[[ Data to process open ]]

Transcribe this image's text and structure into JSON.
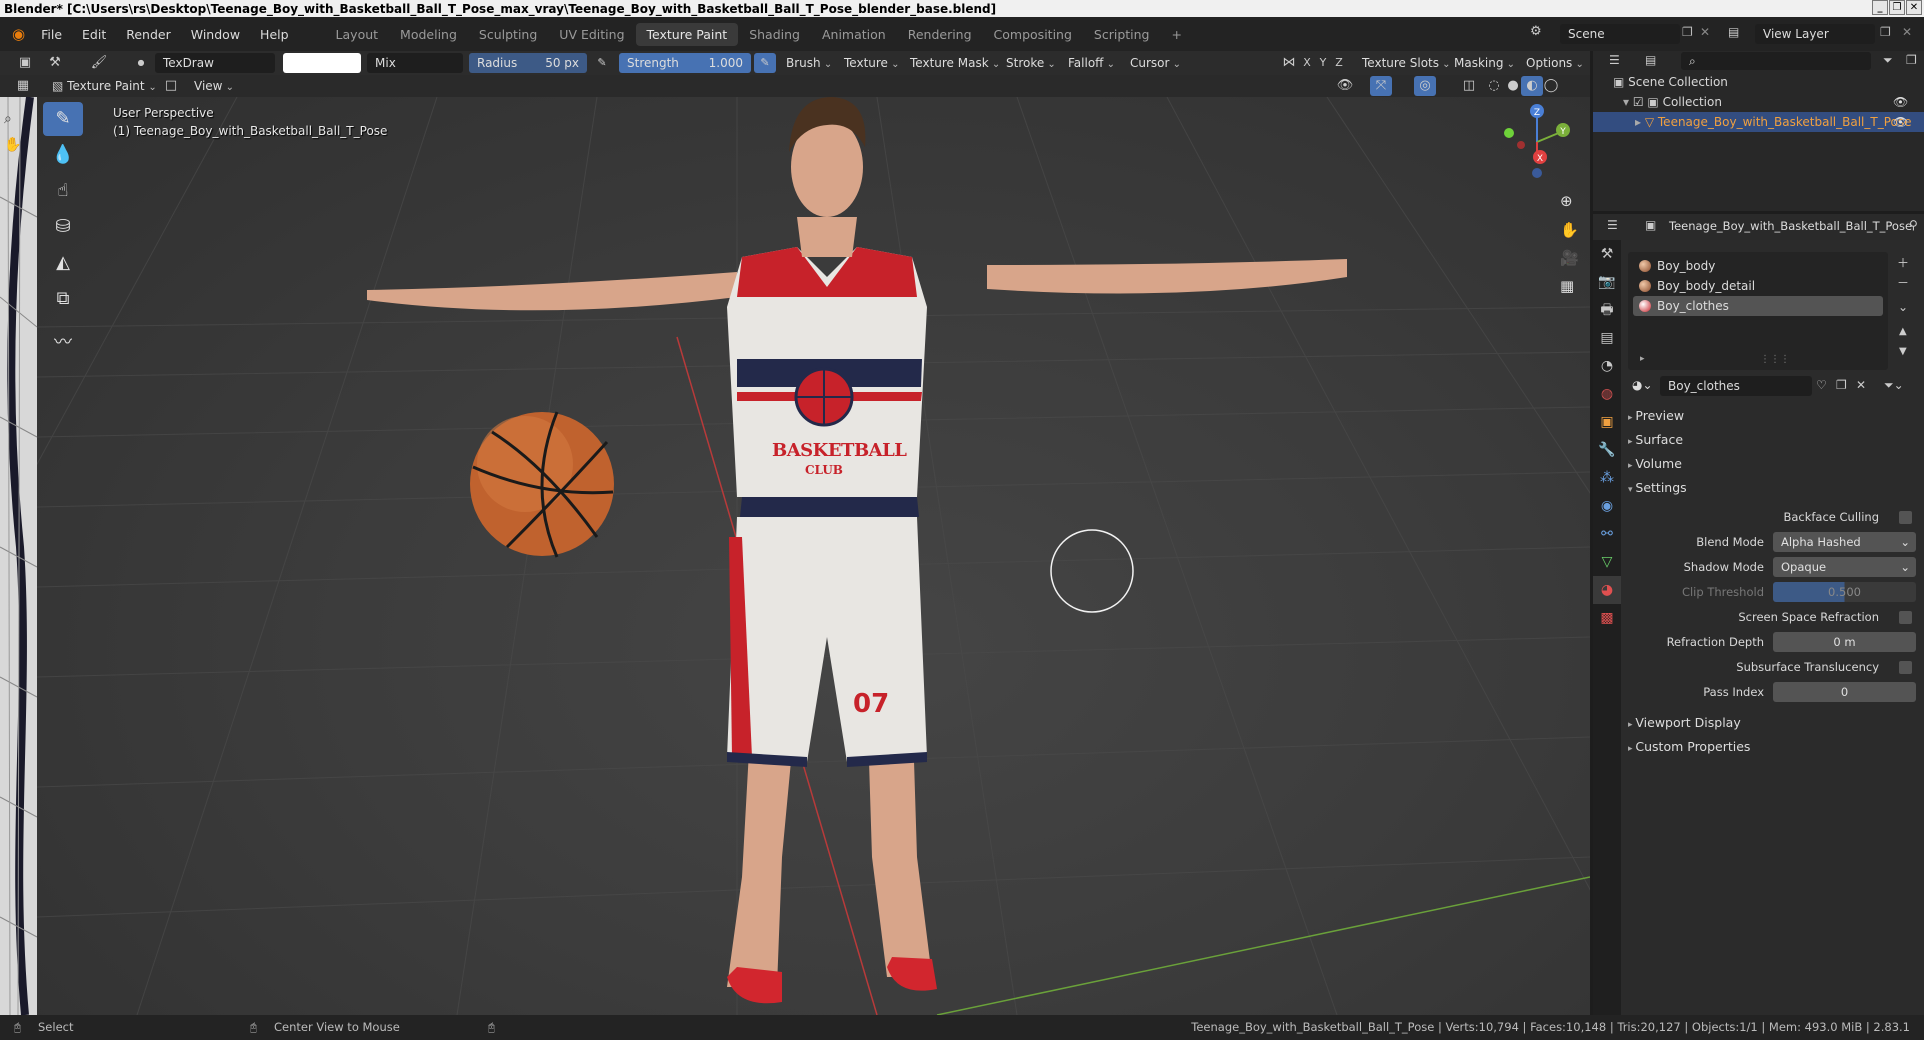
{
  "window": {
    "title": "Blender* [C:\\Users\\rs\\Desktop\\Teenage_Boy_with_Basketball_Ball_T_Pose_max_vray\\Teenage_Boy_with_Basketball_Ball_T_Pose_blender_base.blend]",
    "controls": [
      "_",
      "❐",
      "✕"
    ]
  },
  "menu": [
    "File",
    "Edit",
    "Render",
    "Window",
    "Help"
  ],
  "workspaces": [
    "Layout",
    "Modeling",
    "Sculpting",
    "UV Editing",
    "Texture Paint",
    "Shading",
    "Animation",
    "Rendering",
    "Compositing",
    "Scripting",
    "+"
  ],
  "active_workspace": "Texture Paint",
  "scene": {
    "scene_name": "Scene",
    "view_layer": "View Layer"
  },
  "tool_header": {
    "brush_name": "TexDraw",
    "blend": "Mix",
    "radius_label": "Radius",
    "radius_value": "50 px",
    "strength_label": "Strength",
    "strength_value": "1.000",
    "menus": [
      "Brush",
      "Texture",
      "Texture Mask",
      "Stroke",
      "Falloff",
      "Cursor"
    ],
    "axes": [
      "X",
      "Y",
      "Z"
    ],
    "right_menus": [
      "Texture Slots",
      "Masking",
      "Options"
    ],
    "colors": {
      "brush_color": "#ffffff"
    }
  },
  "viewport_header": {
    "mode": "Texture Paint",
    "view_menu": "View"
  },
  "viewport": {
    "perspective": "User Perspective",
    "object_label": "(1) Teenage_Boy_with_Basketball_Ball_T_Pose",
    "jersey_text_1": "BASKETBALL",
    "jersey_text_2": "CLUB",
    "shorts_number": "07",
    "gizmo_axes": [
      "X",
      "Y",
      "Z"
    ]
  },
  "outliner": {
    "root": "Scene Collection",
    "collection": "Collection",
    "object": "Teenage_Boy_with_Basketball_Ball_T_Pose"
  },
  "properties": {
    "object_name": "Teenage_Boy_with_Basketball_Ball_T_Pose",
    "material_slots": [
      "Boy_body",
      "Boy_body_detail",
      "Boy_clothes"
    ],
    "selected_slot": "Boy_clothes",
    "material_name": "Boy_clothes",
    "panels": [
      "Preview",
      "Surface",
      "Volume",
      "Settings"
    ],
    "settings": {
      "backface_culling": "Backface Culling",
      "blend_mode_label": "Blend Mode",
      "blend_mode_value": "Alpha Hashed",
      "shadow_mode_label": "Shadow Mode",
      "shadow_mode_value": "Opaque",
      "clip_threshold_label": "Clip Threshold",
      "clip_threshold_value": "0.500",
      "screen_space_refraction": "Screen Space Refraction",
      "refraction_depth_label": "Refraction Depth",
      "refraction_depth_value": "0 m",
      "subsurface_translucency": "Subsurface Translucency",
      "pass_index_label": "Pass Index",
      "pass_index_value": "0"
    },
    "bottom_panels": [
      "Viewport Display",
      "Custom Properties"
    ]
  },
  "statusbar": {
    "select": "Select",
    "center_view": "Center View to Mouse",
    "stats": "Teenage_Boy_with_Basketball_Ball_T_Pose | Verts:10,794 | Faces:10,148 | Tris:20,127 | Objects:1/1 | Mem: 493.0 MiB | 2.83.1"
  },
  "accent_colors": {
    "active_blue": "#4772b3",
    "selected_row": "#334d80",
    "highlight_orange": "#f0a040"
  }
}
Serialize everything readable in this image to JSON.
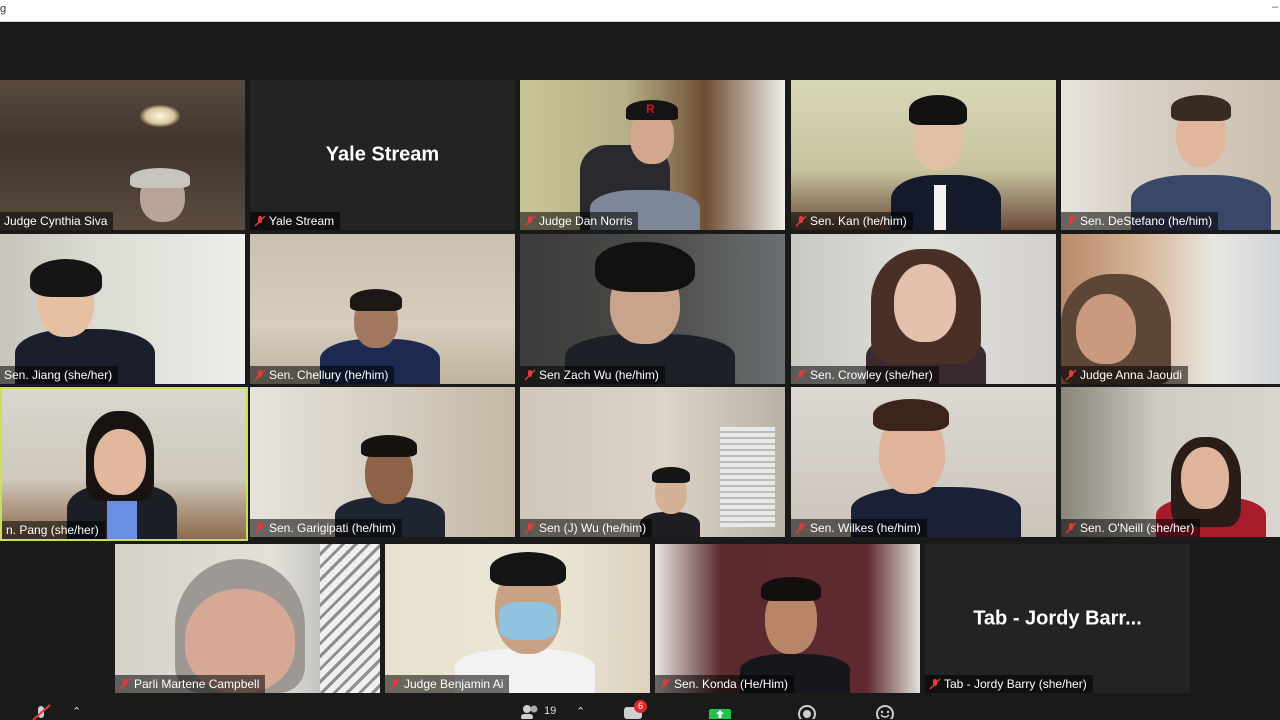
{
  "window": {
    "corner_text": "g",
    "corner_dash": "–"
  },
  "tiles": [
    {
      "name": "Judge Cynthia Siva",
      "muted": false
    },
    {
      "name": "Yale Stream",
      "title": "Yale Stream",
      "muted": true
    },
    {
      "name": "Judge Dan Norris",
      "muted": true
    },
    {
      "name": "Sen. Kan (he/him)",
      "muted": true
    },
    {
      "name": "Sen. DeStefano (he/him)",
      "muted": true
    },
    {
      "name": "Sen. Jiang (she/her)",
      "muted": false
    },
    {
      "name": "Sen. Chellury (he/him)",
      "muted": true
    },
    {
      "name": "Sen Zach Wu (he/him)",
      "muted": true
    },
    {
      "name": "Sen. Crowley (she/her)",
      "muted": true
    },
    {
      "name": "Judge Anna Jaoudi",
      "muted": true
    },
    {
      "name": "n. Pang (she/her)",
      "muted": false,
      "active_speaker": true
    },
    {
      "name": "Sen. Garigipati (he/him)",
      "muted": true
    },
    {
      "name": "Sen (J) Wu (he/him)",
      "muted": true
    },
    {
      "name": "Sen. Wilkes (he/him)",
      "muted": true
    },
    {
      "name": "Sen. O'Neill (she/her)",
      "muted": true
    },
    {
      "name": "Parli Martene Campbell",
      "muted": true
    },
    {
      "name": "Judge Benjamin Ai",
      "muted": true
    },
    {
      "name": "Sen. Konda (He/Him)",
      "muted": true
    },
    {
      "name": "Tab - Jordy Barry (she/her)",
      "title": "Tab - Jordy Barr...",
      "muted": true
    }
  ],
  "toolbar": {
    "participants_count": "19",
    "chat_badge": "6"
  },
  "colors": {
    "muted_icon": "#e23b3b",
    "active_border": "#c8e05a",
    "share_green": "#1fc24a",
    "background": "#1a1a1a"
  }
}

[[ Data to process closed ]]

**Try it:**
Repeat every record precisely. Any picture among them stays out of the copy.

**Output below:**
Transcribe this image's text and structure into JSON.
{
  "window": {
    "title": "Blender* [C:\\Users\\rs\\Desktop\\Teenage_Boy_with_Basketball_Ball_T_Pose_max_vray\\Teenage_Boy_with_Basketball_Ball_T_Pose_blender_base.blend]",
    "controls": [
      "_",
      "❐",
      "✕"
    ]
  },
  "menu": [
    "File",
    "Edit",
    "Render",
    "Window",
    "Help"
  ],
  "workspaces": [
    "Layout",
    "Modeling",
    "Sculpting",
    "UV Editing",
    "Texture Paint",
    "Shading",
    "Animation",
    "Rendering",
    "Compositing",
    "Scripting",
    "+"
  ],
  "active_workspace": "Texture Paint",
  "scene": {
    "scene_name": "Scene",
    "view_layer": "View Layer"
  },
  "tool_header": {
    "brush_name": "TexDraw",
    "blend": "Mix",
    "radius_label": "Radius",
    "radius_value": "50 px",
    "strength_label": "Strength",
    "strength_value": "1.000",
    "menus": [
      "Brush",
      "Texture",
      "Texture Mask",
      "Stroke",
      "Falloff",
      "Cursor"
    ],
    "axes": [
      "X",
      "Y",
      "Z"
    ],
    "right_menus": [
      "Texture Slots",
      "Masking",
      "Options"
    ],
    "colors": {
      "brush_color": "#ffffff"
    }
  },
  "viewport_header": {
    "mode": "Texture Paint",
    "view_menu": "View"
  },
  "viewport": {
    "perspective": "User Perspective",
    "object_label": "(1) Teenage_Boy_with_Basketball_Ball_T_Pose",
    "jersey_text_1": "BASKETBALL",
    "jersey_text_2": "CLUB",
    "shorts_number": "07",
    "gizmo_axes": [
      "X",
      "Y",
      "Z"
    ]
  },
  "outliner": {
    "root": "Scene Collection",
    "collection": "Collection",
    "object": "Teenage_Boy_with_Basketball_Ball_T_Pose"
  },
  "properties": {
    "object_name": "Teenage_Boy_with_Basketball_Ball_T_Pose",
    "material_slots": [
      "Boy_body",
      "Boy_body_detail",
      "Boy_clothes"
    ],
    "selected_slot": "Boy_clothes",
    "material_name": "Boy_clothes",
    "panels": [
      "Preview",
      "Surface",
      "Volume",
      "Settings"
    ],
    "settings": {
      "backface_culling": "Backface Culling",
      "blend_mode_label": "Blend Mode",
      "blend_mode_value": "Alpha Hashed",
      "shadow_mode_label": "Shadow Mode",
      "shadow_mode_value": "Opaque",
      "clip_threshold_label": "Clip Threshold",
      "clip_threshold_value": "0.500",
      "screen_space_refraction": "Screen Space Refraction",
      "refraction_depth_label": "Refraction Depth",
      "refraction_depth_value": "0 m",
      "subsurface_translucency": "Subsurface Translucency",
      "pass_index_label": "Pass Index",
      "pass_index_value": "0"
    },
    "bottom_panels": [
      "Viewport Display",
      "Custom Properties"
    ]
  },
  "statusbar": {
    "select": "Select",
    "center_view": "Center View to Mouse",
    "stats": "Teenage_Boy_with_Basketball_Ball_T_Pose | Verts:10,794 | Faces:10,148 | Tris:20,127 | Objects:1/1 | Mem: 493.0 MiB | 2.83.1"
  },
  "accent_colors": {
    "active_blue": "#4772b3",
    "selected_row": "#334d80",
    "highlight_orange": "#f0a040"
  }
}
Serialize everything readable in this image to JSON.
{
  "window": {
    "corner_text": "g",
    "corner_dash": "–"
  },
  "tiles": [
    {
      "name": "Judge Cynthia Siva",
      "muted": false
    },
    {
      "name": "Yale Stream",
      "title": "Yale Stream",
      "muted": true
    },
    {
      "name": "Judge Dan Norris",
      "muted": true
    },
    {
      "name": "Sen. Kan (he/him)",
      "muted": true
    },
    {
      "name": "Sen. DeStefano (he/him)",
      "muted": true
    },
    {
      "name": "Sen. Jiang (she/her)",
      "muted": false
    },
    {
      "name": "Sen. Chellury (he/him)",
      "muted": true
    },
    {
      "name": "Sen Zach Wu (he/him)",
      "muted": true
    },
    {
      "name": "Sen. Crowley (she/her)",
      "muted": true
    },
    {
      "name": "Judge Anna Jaoudi",
      "muted": true
    },
    {
      "name": "n. Pang (she/her)",
      "muted": false,
      "active_speaker": true
    },
    {
      "name": "Sen. Garigipati (he/him)",
      "muted": true
    },
    {
      "name": "Sen (J) Wu (he/him)",
      "muted": true
    },
    {
      "name": "Sen. Wilkes (he/him)",
      "muted": true
    },
    {
      "name": "Sen. O'Neill (she/her)",
      "muted": true
    },
    {
      "name": "Parli Martene Campbell",
      "muted": true
    },
    {
      "name": "Judge Benjamin Ai",
      "muted": true
    },
    {
      "name": "Sen. Konda (He/Him)",
      "muted": true
    },
    {
      "name": "Tab - Jordy Barry (she/her)",
      "title": "Tab - Jordy Barr...",
      "muted": true
    }
  ],
  "toolbar": {
    "participants_count": "19",
    "chat_badge": "6"
  },
  "colors": {
    "muted_icon": "#e23b3b",
    "active_border": "#c8e05a",
    "share_green": "#1fc24a",
    "background": "#1a1a1a"
  }
}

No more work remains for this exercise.